I do agree with the person on one of the threads I was reading who says it doesn't make sense that Visor and Eisen speak their own languages, but then Sorlag, a lizard-like alien, somehow is able to speak English. Either that needs a very good explanation, or she should be redubbed speaking her own alien language. Same for the other alien characters, like Scalebearer and Nyx.
But all in all, I have been very much enjoying playing Quake Champions as Eisen, sending out his little beepy turret, and hearing him cheerfully talk about giving the other players hell, in both his own language, and in the language of his deceased wife. Sniff.
- Eisen voice lines?, a fan translation of some of Eisen's German lines
- [Spoiler] Eisen Lore, a transcript of Eisen's unlockable journal entries.

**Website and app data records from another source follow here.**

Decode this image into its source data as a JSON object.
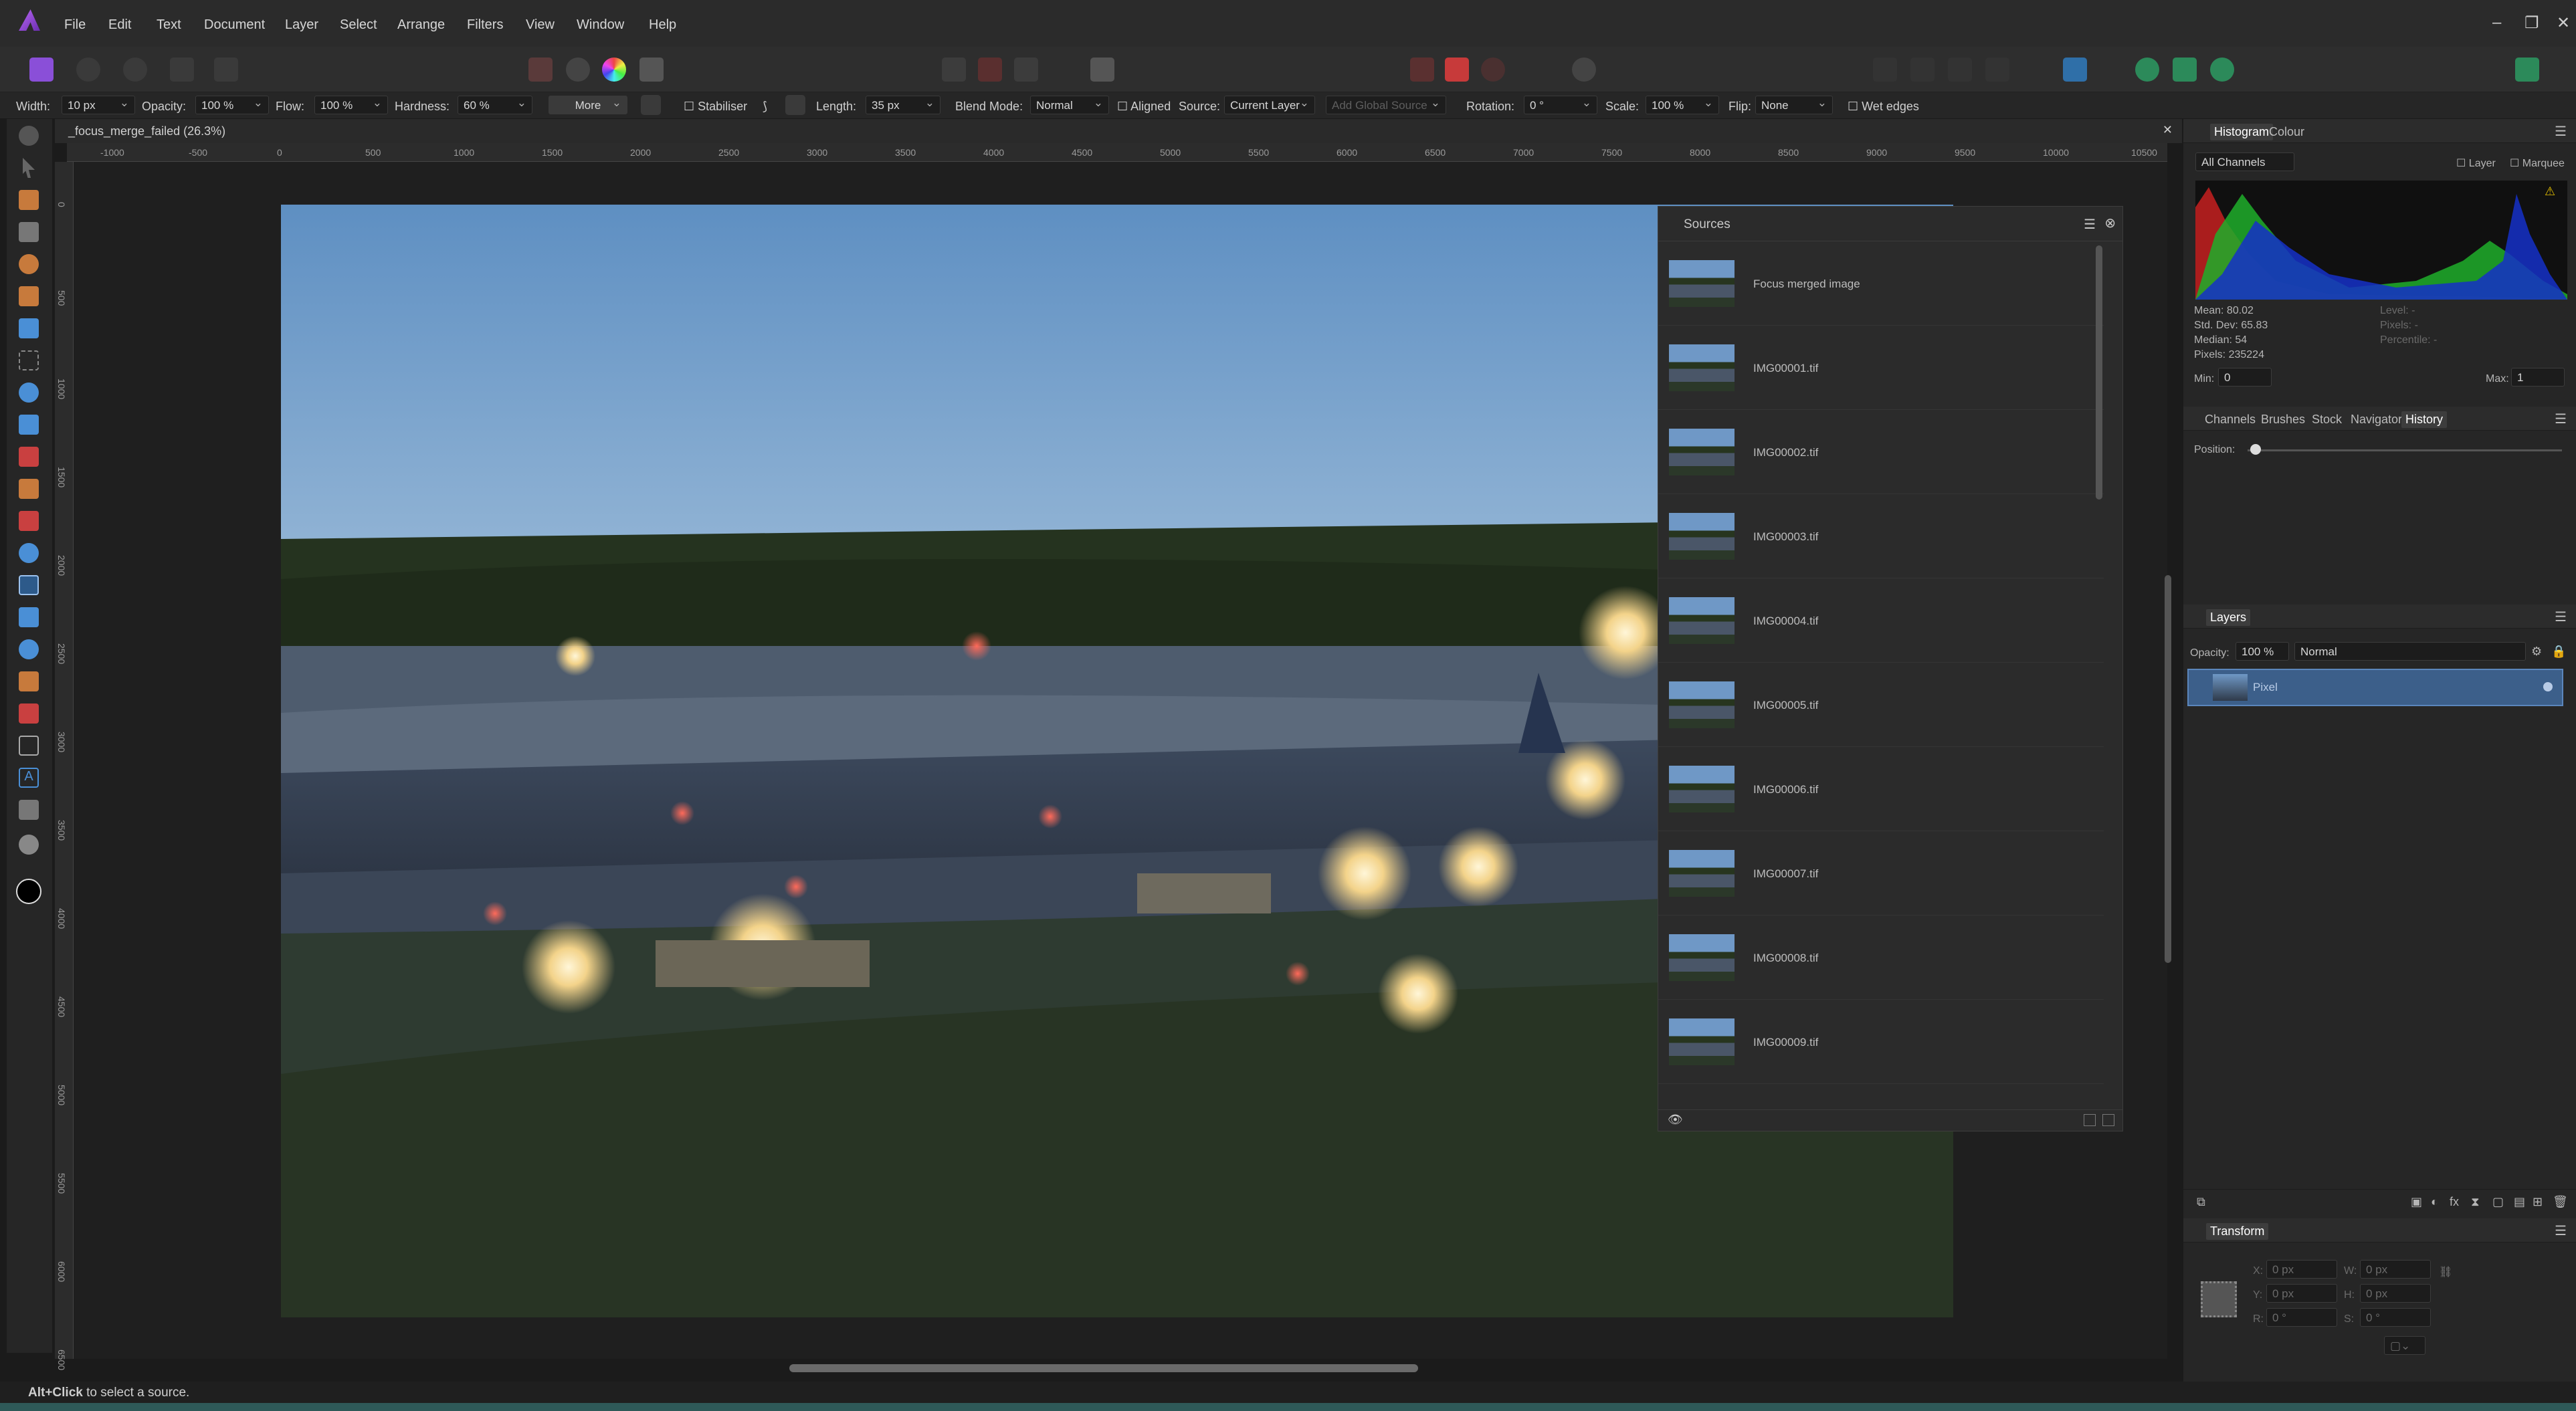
{
  "menu": [
    "File",
    "Edit",
    "Text",
    "Document",
    "Layer",
    "Select",
    "Arrange",
    "Filters",
    "View",
    "Window",
    "Help"
  ],
  "window_controls": [
    "–",
    "❐",
    "✕"
  ],
  "context": {
    "width_label": "Width:",
    "width": "10 px",
    "opacity_label": "Opacity:",
    "opacity": "100 %",
    "flow_label": "Flow:",
    "flow": "100 %",
    "hardness_label": "Hardness:",
    "hardness": "60 %",
    "more": "More",
    "stabiliser": "Stabiliser",
    "length_label": "Length:",
    "length": "35 px",
    "blend_label": "Blend Mode:",
    "blend": "Normal",
    "aligned": "Aligned",
    "source_label": "Source:",
    "source": "Current Layer",
    "add_global": "Add Global Source",
    "rotation_label": "Rotation:",
    "rotation": "0 °",
    "scale_label": "Scale:",
    "scale": "100 %",
    "flip_label": "Flip:",
    "flip": "None",
    "wet_edges": "Wet edges"
  },
  "document": {
    "tab": "_focus_merge_failed (26.3%)",
    "close": "✕"
  },
  "ruler_h": [
    "-1000",
    "-500",
    "0",
    "500",
    "1000",
    "1500",
    "2000",
    "2500",
    "3000",
    "3500",
    "4000",
    "4500",
    "5000",
    "5500",
    "6000",
    "6500",
    "7000",
    "7500",
    "8000",
    "8500",
    "9000",
    "9500",
    "10000",
    "10500"
  ],
  "ruler_v": [
    "0",
    "500",
    "1000",
    "1500",
    "2000",
    "2500",
    "3000",
    "3500",
    "4000",
    "4500",
    "5000",
    "5500",
    "6000",
    "6500"
  ],
  "sources_panel": {
    "title": "Sources",
    "items": [
      "Focus merged image",
      "IMG00001.tif",
      "IMG00002.tif",
      "IMG00003.tif",
      "IMG00004.tif",
      "IMG00005.tif",
      "IMG00006.tif",
      "IMG00007.tif",
      "IMG00008.tif",
      "IMG00009.tif"
    ]
  },
  "histogram": {
    "tabs": [
      "Histogram",
      "Colour"
    ],
    "channel": "All Channels",
    "layer": "Layer",
    "marquee": "Marquee",
    "mean": "Mean: 80.02",
    "std": "Std. Dev: 65.83",
    "median": "Median: 54",
    "pixels": "Pixels: 235224",
    "level": "Level: -",
    "pixels_r": "Pixels: -",
    "percentile": "Percentile: -",
    "min_label": "Min:",
    "min": "0",
    "max_label": "Max:",
    "max": "1"
  },
  "history": {
    "tabs": [
      "Channels",
      "Brushes",
      "Stock",
      "Navigator",
      "History"
    ],
    "position": "Position:"
  },
  "layers": {
    "title": "Layers",
    "opacity_label": "Opacity:",
    "opacity": "100 %",
    "blend": "Normal",
    "layer_name": "Pixel"
  },
  "transform": {
    "title": "Transform",
    "x_label": "X:",
    "x": "0 px",
    "y_label": "Y:",
    "y": "0 px",
    "w_label": "W:",
    "w": "0 px",
    "h_label": "H:",
    "h": "0 px",
    "r_label": "R:",
    "r": "0 °",
    "s_label": "S:",
    "s": "0 °"
  },
  "status": {
    "key": "Alt+Click",
    "text": " to select a source."
  },
  "colors": {
    "accent": "#b968f4",
    "selection": "#3c5f8a",
    "panel": "#262626"
  }
}
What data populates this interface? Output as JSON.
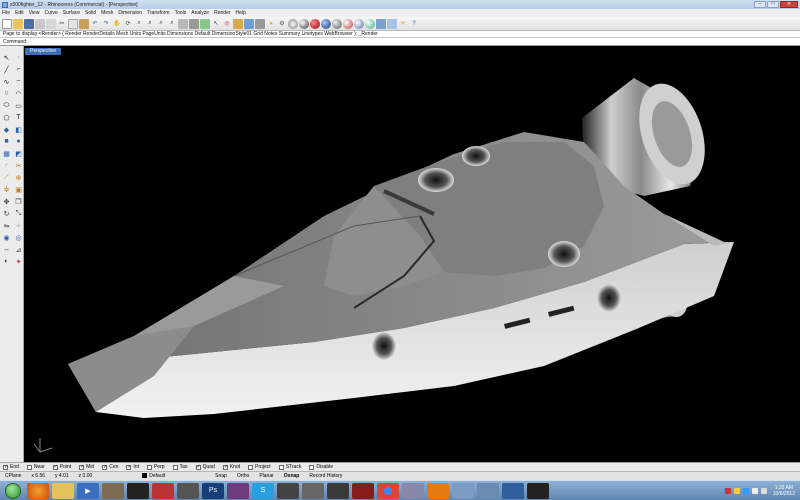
{
  "window": {
    "title": "x500fighter_12 - Rhinoceros (Commercial) - [Perspective]"
  },
  "menu": [
    "File",
    "Edit",
    "View",
    "Curve",
    "Surface",
    "Solid",
    "Mesh",
    "Dimension",
    "Transform",
    "Tools",
    "Analyze",
    "Render",
    "Help"
  ],
  "command_history": "Page to display <Render> ( Render RenderDetails Mesh Units PageUnits Dimensions Default DimensionStyle01 Grid Notes Summary Linetypes WebBrowser ): _Render",
  "command_prompt": "Command:",
  "viewport": {
    "tab_label": "Perspective"
  },
  "osnaps": [
    {
      "label": "End",
      "checked": true
    },
    {
      "label": "Near",
      "checked": false
    },
    {
      "label": "Point",
      "checked": true
    },
    {
      "label": "Mid",
      "checked": true
    },
    {
      "label": "Cen",
      "checked": true
    },
    {
      "label": "Int",
      "checked": true
    },
    {
      "label": "Perp",
      "checked": false
    },
    {
      "label": "Tan",
      "checked": false
    },
    {
      "label": "Quad",
      "checked": true
    },
    {
      "label": "Knot",
      "checked": true
    },
    {
      "label": "Project",
      "checked": false
    },
    {
      "label": "STrack",
      "checked": false
    },
    {
      "label": "Disable",
      "checked": false
    }
  ],
  "status": {
    "cplane": "CPlane",
    "x": "x 6.56",
    "y": "y 4.01",
    "z": "z 0.00",
    "layer": "Default",
    "snap": "Snap",
    "ortho": "Ortho",
    "planar": "Planar",
    "osnap": "Osnap",
    "record_history": "Record History"
  },
  "taskbar": {
    "time": "1:33 AM",
    "date": "10/6/2012"
  },
  "colors": {
    "accent": "#3b6fb5",
    "viewport_bg": "#000000",
    "model_grey": "#a8a8a8"
  }
}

- For more detail on Rosy's interpretation, check out her fansite Cyber Punk. This idea seems to not be the case for Anarki from Quake Champions. We're pretty disappointed that they made him into a junkie who would be willing to torture strangers to unlock access to another dimension and that they retconned his cheerful attitude and some other things about him that we had appreciated. But we'll probably talk more about Anarki another time.